Stored data
☆ ☆ ☆ ☆ ☆ ☆ ☆

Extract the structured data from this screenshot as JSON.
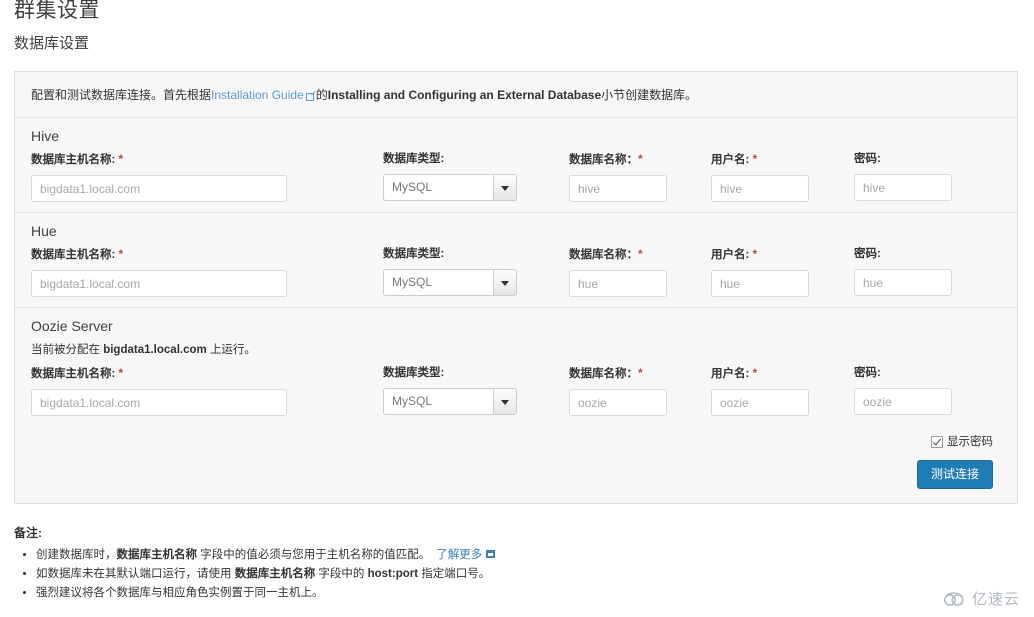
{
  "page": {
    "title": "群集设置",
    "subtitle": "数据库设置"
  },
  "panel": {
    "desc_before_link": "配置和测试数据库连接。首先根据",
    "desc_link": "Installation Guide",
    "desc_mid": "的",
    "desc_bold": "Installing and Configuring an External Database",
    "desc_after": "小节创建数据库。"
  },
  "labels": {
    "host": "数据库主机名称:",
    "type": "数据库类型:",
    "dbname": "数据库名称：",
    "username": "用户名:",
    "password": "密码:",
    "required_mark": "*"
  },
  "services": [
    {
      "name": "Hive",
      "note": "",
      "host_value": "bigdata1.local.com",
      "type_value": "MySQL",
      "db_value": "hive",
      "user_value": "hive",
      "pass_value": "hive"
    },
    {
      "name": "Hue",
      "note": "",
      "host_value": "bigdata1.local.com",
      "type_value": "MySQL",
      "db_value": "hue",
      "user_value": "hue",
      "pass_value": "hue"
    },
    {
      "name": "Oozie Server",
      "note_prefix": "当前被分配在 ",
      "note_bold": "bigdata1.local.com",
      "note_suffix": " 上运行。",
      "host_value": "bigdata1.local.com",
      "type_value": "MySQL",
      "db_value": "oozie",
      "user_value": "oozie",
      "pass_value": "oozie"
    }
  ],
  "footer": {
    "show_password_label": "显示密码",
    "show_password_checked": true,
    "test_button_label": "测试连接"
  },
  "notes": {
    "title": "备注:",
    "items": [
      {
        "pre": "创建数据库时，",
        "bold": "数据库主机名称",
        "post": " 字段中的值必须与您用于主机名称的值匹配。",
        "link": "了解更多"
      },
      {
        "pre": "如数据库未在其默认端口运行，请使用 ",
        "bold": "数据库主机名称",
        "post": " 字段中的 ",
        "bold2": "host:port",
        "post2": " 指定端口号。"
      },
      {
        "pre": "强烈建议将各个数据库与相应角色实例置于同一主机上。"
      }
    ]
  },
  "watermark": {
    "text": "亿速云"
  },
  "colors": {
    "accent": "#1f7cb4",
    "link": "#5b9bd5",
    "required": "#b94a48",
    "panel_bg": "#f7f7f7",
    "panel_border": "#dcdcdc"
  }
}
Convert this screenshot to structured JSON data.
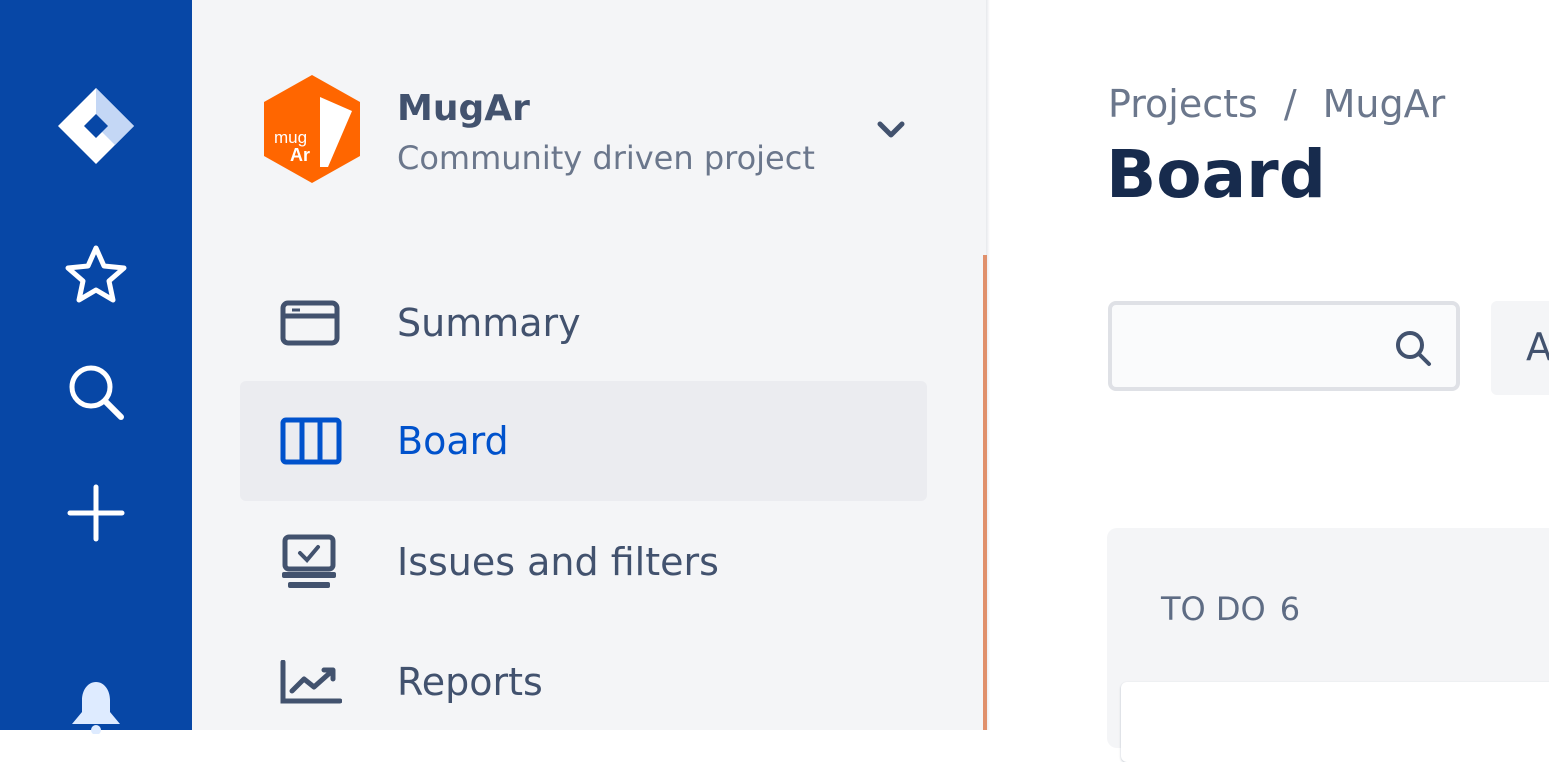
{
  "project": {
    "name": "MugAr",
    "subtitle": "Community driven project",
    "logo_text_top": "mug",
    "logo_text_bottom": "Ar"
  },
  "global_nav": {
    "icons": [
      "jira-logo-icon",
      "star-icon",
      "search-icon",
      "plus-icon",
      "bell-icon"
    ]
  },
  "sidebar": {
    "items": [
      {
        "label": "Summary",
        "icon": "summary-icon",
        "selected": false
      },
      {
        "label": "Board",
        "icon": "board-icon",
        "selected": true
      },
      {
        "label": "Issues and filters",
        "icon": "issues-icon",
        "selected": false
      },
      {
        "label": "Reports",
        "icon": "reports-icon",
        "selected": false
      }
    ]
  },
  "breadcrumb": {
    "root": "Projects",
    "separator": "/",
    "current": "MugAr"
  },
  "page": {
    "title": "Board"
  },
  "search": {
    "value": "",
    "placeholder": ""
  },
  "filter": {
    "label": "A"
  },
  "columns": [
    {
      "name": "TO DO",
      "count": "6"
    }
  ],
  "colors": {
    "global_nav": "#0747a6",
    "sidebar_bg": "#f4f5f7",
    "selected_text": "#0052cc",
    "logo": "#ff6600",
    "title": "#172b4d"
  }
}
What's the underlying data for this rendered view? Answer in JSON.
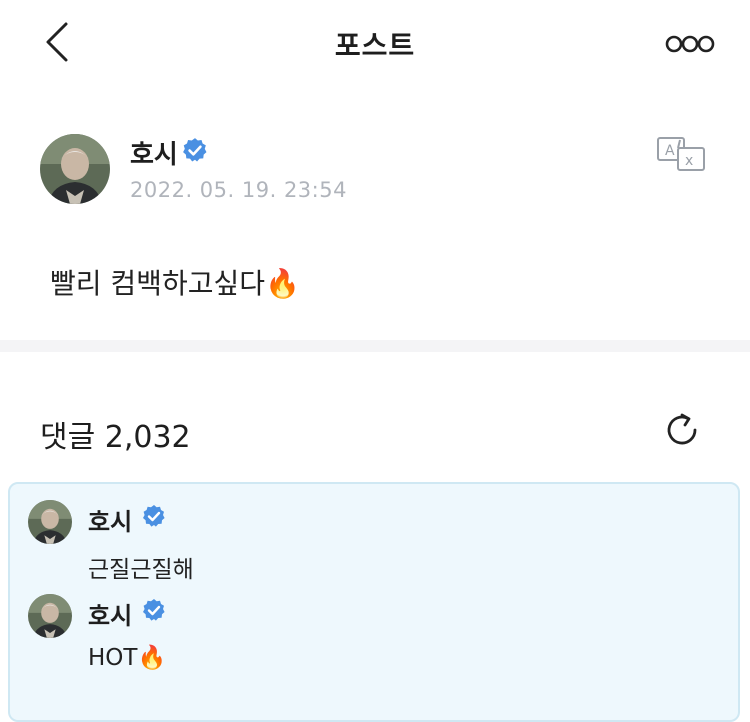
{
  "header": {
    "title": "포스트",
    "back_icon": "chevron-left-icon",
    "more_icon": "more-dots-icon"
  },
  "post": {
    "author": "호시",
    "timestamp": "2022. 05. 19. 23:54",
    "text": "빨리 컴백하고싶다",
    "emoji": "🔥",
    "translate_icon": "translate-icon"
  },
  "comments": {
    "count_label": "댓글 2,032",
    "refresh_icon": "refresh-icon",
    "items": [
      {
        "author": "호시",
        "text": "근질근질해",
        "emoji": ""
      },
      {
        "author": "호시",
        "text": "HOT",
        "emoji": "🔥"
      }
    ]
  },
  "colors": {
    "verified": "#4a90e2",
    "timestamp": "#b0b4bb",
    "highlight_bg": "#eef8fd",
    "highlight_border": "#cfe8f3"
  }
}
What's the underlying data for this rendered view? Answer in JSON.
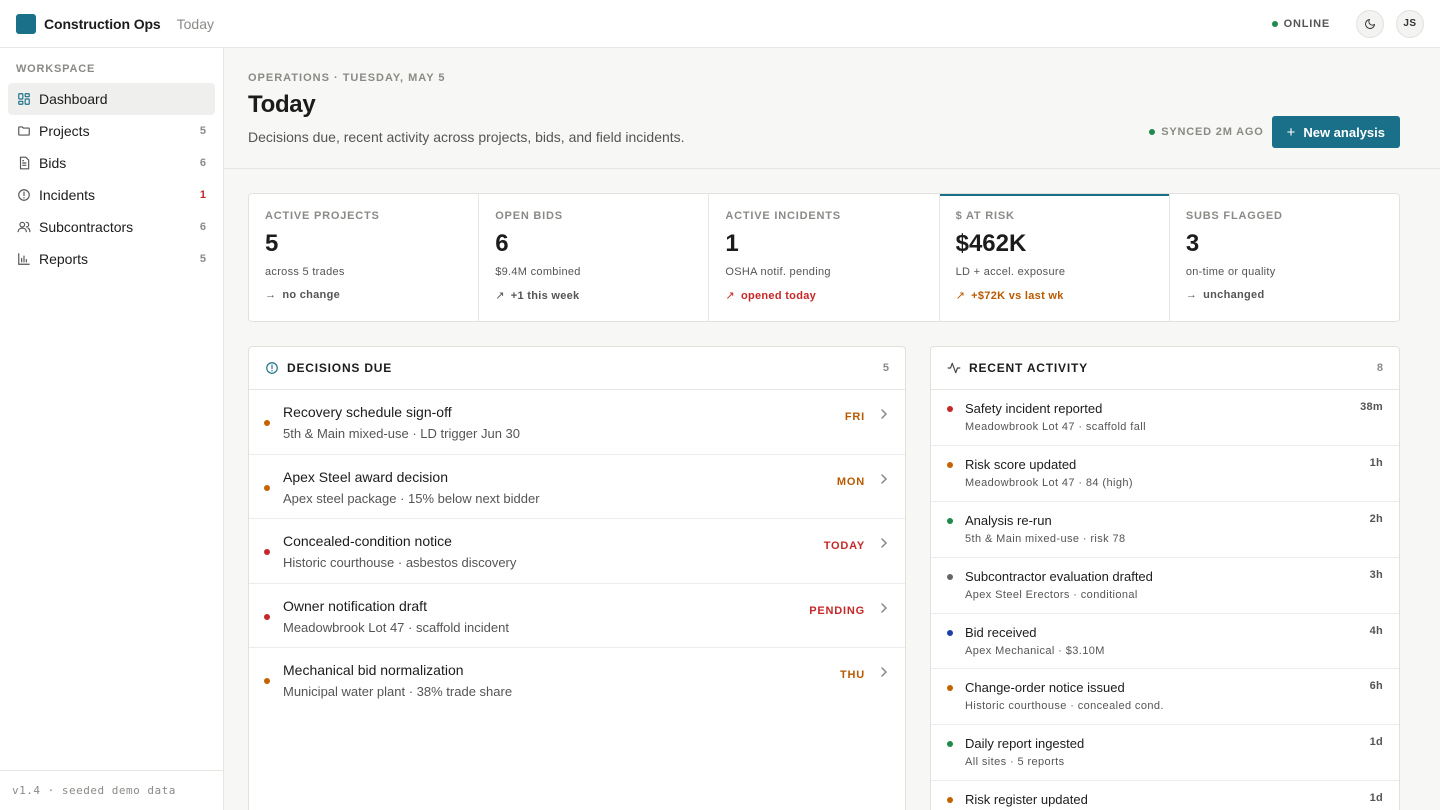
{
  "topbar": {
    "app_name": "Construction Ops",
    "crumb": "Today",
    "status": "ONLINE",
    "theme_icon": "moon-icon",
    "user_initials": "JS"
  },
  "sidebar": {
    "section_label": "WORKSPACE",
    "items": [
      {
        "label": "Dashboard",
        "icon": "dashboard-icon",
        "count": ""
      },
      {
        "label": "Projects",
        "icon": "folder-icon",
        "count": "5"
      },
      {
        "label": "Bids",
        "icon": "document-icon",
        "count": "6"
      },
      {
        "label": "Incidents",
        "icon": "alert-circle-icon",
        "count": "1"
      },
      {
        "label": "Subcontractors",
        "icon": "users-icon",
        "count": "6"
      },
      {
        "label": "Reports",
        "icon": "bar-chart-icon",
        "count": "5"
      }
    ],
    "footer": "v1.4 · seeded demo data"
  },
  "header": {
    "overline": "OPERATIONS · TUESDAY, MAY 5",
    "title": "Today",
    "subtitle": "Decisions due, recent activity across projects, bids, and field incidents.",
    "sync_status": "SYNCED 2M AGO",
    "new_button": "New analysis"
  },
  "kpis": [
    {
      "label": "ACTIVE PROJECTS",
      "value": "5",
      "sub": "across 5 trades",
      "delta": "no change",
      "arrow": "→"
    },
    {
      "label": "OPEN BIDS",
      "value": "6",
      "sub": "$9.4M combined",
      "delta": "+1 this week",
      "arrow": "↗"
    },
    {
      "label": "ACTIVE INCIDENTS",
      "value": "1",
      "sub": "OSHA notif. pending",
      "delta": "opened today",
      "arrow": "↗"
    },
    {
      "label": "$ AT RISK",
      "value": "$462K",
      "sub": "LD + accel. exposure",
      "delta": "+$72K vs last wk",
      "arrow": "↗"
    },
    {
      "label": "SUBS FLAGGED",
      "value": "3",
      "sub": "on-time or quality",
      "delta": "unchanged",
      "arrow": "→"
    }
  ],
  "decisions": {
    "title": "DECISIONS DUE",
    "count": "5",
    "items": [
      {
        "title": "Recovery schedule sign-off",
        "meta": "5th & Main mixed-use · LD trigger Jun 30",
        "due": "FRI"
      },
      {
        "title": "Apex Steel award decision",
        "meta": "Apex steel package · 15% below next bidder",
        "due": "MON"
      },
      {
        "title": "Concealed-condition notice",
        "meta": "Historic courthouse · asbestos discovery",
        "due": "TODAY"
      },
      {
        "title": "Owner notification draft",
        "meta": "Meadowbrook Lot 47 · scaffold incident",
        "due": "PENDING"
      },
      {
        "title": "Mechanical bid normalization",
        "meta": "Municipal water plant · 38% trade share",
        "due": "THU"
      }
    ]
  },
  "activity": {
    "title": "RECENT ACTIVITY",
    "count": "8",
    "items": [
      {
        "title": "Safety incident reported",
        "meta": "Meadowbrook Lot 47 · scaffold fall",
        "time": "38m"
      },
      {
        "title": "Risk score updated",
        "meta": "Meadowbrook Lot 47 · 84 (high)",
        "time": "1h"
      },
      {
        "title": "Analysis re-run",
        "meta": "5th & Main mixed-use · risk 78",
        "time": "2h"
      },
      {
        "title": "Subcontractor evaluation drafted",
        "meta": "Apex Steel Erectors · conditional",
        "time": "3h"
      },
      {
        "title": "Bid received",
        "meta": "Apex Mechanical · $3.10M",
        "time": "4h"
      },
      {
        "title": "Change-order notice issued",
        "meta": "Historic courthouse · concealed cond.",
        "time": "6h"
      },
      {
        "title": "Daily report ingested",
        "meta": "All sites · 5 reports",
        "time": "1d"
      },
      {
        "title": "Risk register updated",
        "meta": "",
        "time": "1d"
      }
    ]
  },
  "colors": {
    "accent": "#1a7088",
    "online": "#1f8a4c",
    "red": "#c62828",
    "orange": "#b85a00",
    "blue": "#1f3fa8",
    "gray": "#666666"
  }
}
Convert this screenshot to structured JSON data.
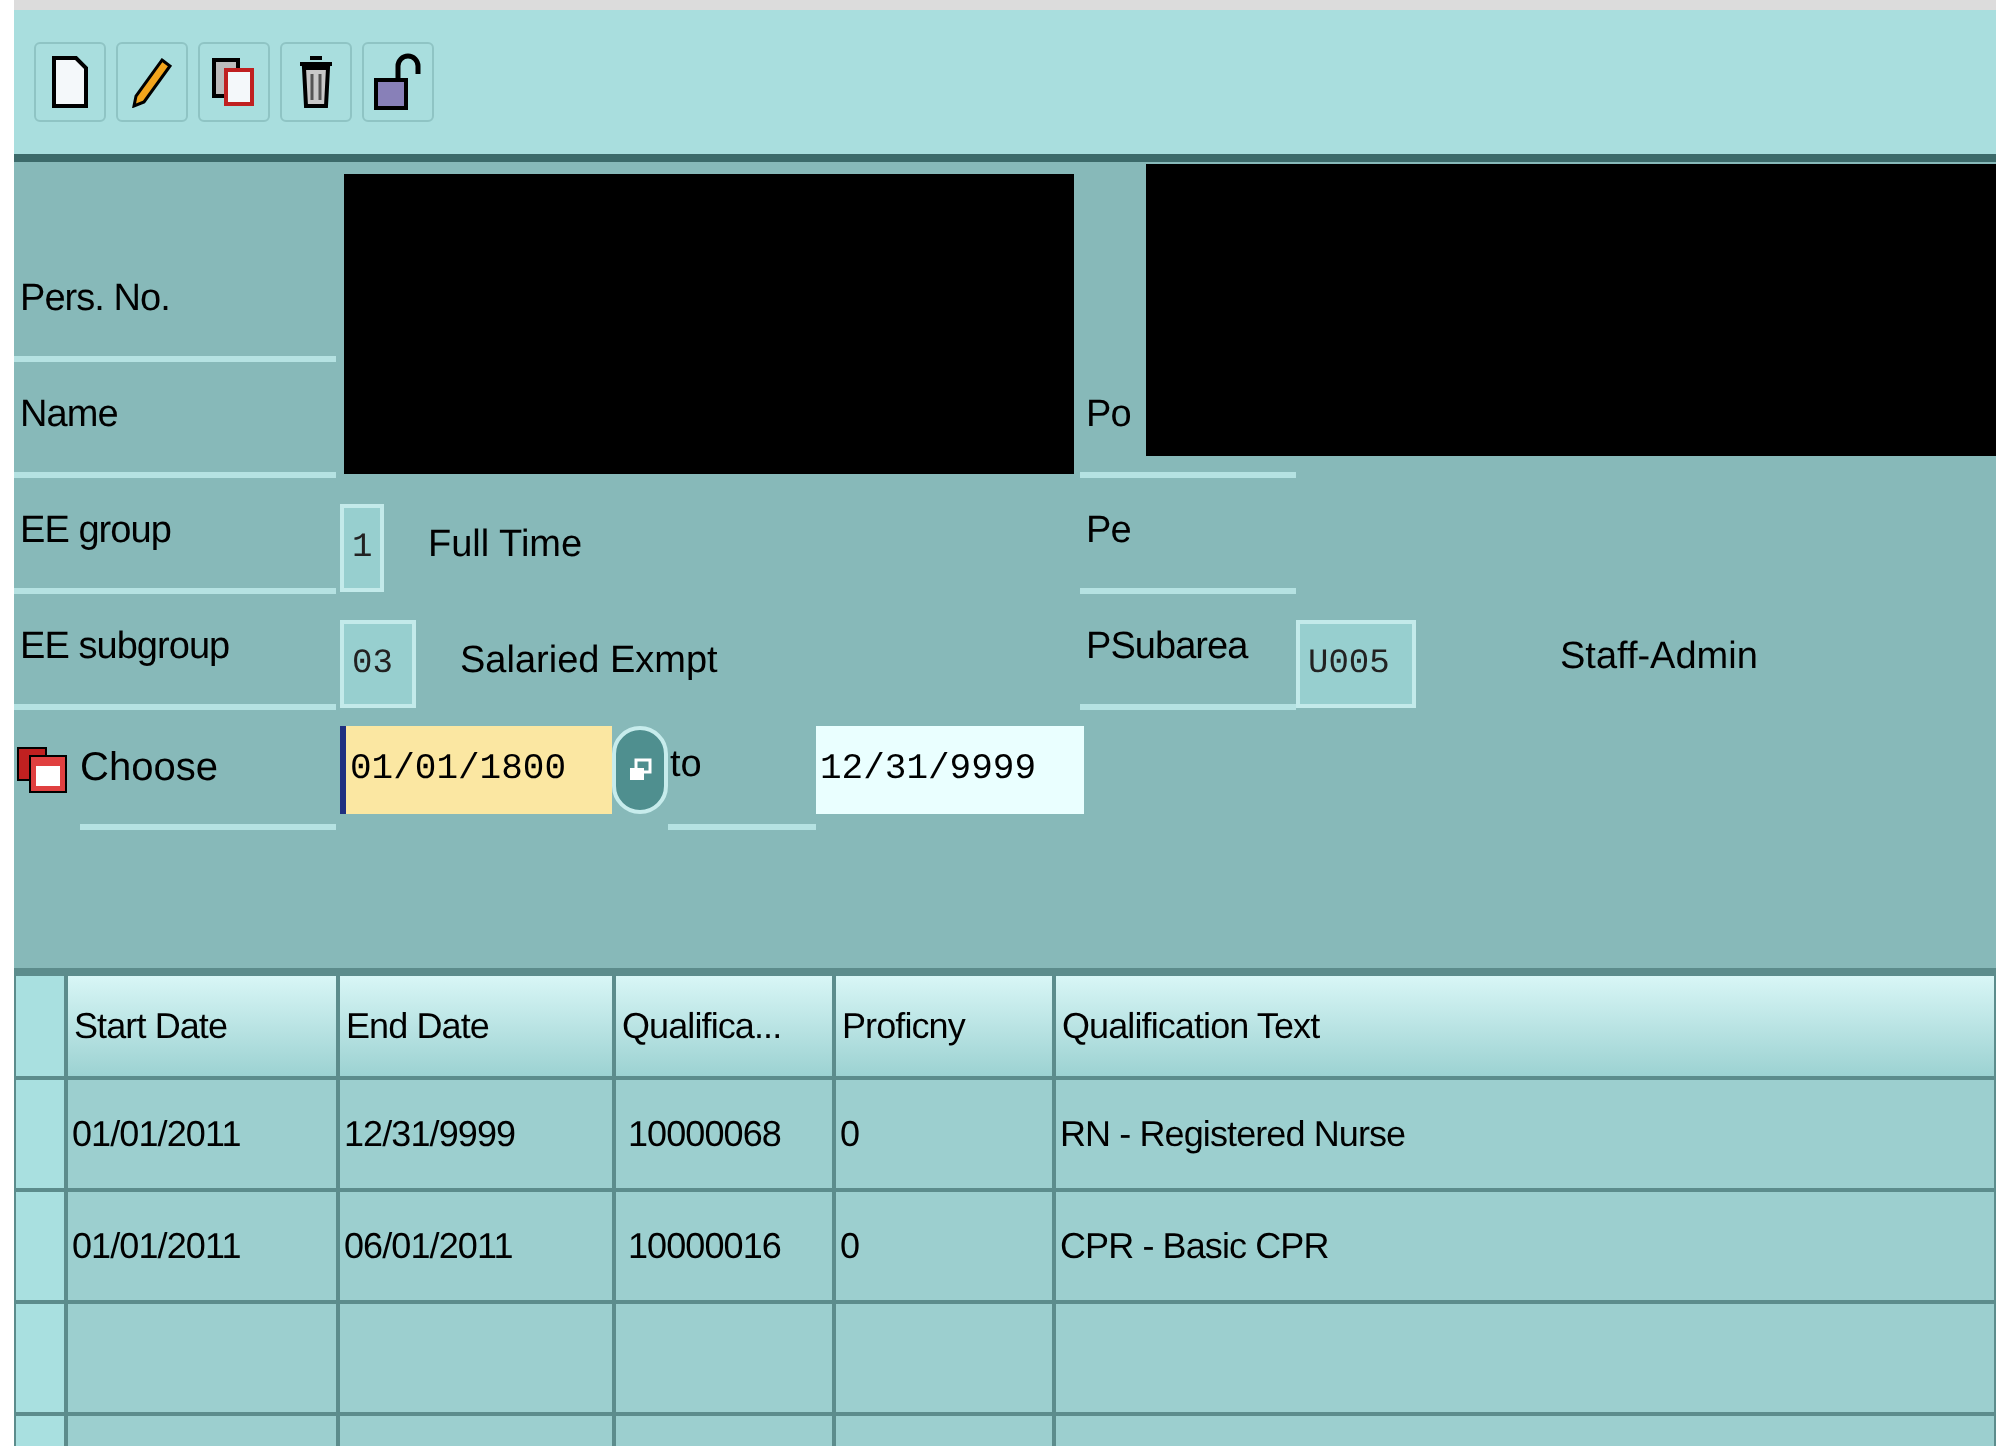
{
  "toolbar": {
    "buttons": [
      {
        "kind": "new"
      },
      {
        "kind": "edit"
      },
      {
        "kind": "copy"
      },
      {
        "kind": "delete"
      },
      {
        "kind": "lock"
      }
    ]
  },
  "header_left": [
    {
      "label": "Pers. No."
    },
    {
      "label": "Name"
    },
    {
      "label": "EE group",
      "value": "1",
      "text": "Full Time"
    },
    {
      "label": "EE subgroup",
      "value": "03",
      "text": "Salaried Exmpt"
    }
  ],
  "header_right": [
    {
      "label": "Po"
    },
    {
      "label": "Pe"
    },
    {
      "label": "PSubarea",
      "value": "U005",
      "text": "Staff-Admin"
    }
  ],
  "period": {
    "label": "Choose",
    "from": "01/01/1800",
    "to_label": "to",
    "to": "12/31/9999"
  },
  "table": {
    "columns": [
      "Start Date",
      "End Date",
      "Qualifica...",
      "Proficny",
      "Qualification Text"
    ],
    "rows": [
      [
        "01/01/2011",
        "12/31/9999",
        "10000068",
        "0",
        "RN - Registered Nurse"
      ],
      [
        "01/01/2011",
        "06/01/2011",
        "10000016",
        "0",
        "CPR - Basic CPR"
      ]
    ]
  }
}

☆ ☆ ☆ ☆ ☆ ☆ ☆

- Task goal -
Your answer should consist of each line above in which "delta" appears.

- Answer space -
      "delta": "no change",
      "delta": "+1 this week",
      "delta": "opened today",
      "delta": "+$72K vs last wk",
      "delta": "unchanged",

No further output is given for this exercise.